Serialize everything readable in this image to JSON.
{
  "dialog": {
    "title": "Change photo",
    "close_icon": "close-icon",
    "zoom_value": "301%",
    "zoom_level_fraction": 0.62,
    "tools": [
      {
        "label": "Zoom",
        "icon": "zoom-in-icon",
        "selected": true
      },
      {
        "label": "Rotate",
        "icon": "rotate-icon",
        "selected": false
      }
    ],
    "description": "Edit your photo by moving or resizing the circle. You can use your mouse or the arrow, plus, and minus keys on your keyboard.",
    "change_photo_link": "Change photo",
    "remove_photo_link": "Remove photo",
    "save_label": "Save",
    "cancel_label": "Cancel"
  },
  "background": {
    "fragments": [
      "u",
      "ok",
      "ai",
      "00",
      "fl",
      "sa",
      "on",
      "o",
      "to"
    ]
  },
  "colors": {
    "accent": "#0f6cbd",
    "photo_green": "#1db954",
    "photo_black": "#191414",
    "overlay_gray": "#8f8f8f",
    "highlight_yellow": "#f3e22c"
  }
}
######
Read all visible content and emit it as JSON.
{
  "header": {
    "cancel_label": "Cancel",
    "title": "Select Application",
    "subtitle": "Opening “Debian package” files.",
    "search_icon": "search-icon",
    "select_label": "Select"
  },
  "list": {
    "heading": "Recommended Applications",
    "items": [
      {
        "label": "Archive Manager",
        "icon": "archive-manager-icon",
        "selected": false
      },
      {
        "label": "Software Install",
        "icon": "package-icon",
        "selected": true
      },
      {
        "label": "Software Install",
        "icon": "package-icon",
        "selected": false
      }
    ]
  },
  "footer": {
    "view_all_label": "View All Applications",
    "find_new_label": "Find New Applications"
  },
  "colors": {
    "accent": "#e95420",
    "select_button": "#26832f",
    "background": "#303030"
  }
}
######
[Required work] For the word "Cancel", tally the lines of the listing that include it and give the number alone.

[Solved exercise] 2